KeremJanuary 23, 2019 at 10:32 am
Thank you for this. Excellent and very much needed piece. God bless you! Thank you for your encouragement. Keep up the good work!
Rob ChagdesJanuary 23, 2019 at 7:10 pm
Thanks for the encouragement and for reading. Glad it was helpful to you!
LiamFebruary 4, 2019 at 3:28 pm
Thanks this is inspiring!
I run my church’s youth group on a Thursday night so that the young people that come along aren’t choosing between hanging with their friends and hanging out with a bunch of “old people”.
Any thoughts about how to actively connect with the parent’s whose sole purpose for their young people to come to youth group is to get them out of their hair for the night?
Rob ChagdesFebruary 10, 2019 at 2:30 pm
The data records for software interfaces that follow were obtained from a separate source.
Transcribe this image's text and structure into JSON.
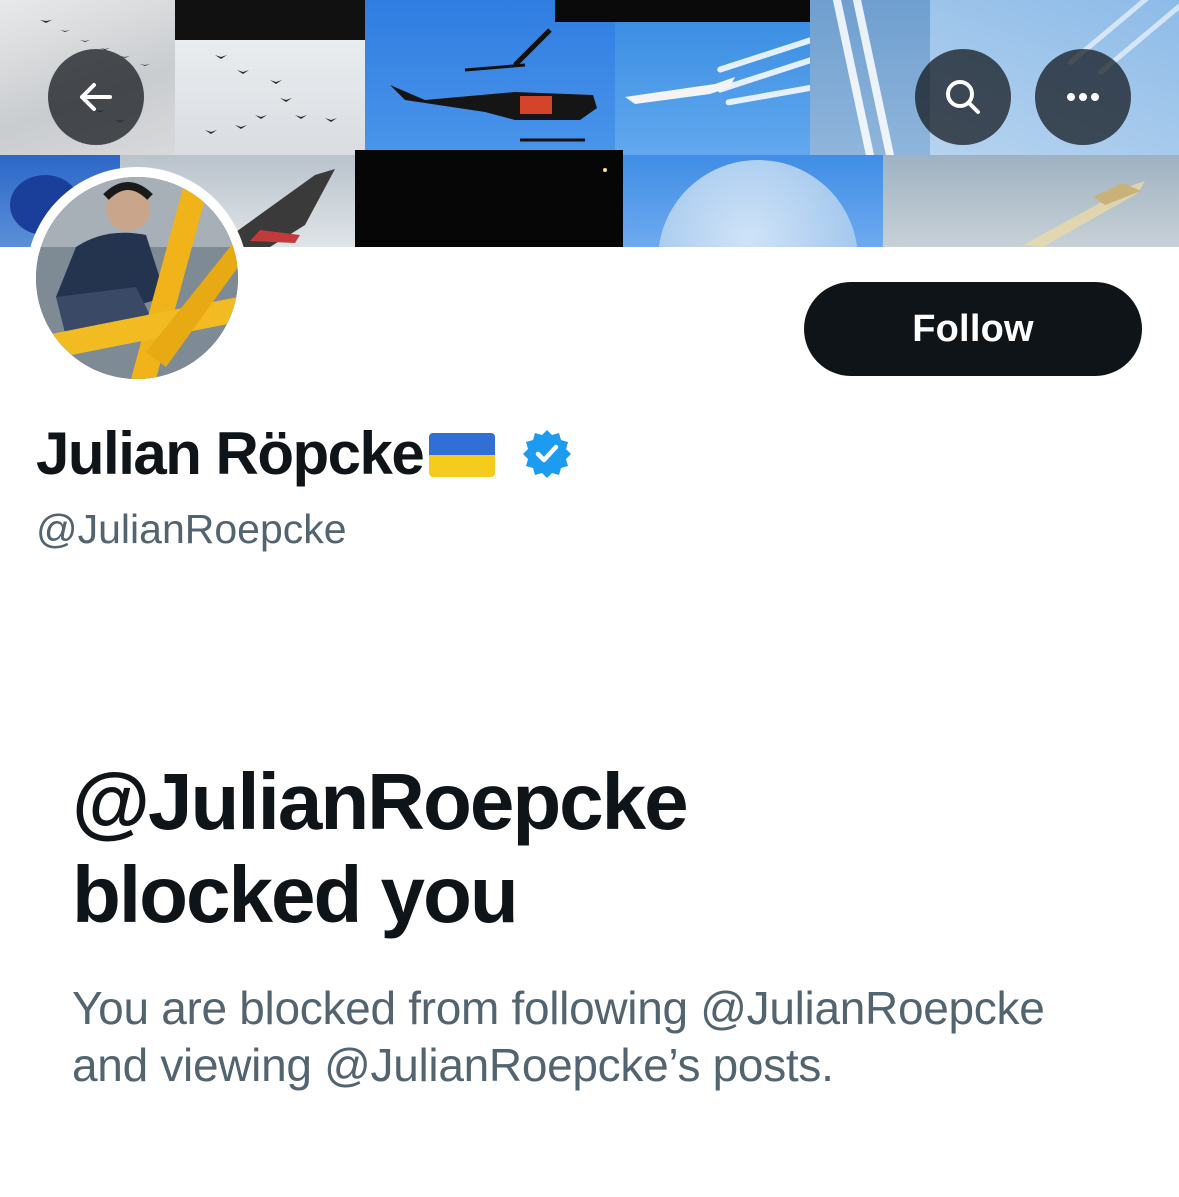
{
  "header": {
    "back_icon": "arrow-left-icon",
    "search_icon": "search-icon",
    "more_icon": "more-horizontal-icon"
  },
  "profile": {
    "display_name": "Julian Röpcke",
    "flag_icon": "ukraine-flag-icon",
    "verified_icon": "verified-badge-icon",
    "handle": "@JulianRoepcke",
    "follow_label": "Follow"
  },
  "blocked_notice": {
    "title_line1": "@JulianRoepcke",
    "title_line2": "blocked you",
    "description_line1": "You are blocked from following @JulianRoepcke",
    "description_line2": "and viewing @JulianRoepcke’s posts."
  },
  "colors": {
    "text_primary": "#0f1419",
    "text_secondary": "#536471",
    "verified_blue": "#1d9bf0",
    "button_dark": "#0f1419"
  }
}
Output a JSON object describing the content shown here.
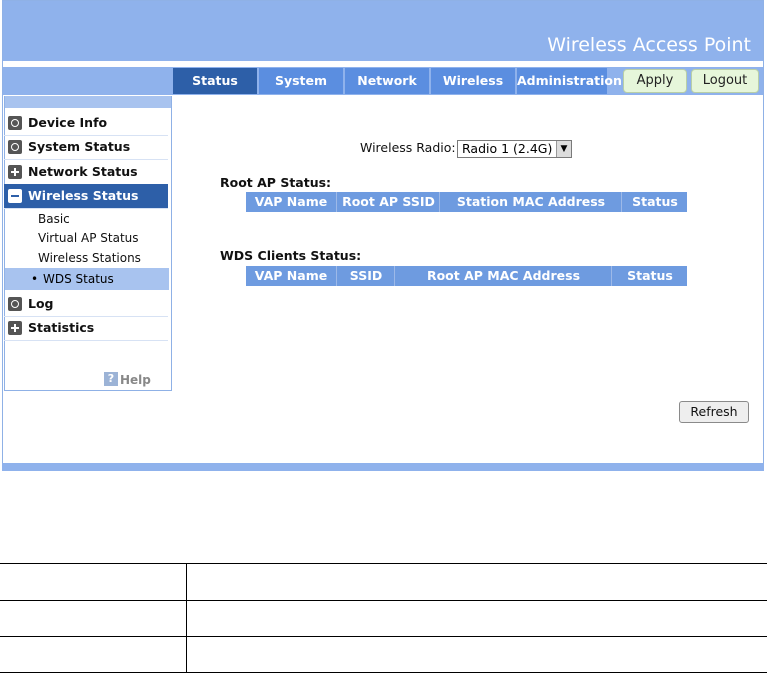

Great question. Sounds like you’ve found a great time to run your weekly program. With parents, it’s always a challenge. I’ve found success in having “parents pie night” where parents join students for some the program – and we give them dessert while sharing some parenting resources. I also have done parenting nights where we talk about topics that interest parents – and the parents show up! (without students). One of the BEST things I’ve done is bring Jonathan McKee out for a parenting workshop. That gave us tons of momentum and made parents feel valued (I’ve done it multiple times actually). It’s always a challenge, so I hope this is helpful. Thanks for everything you do for students!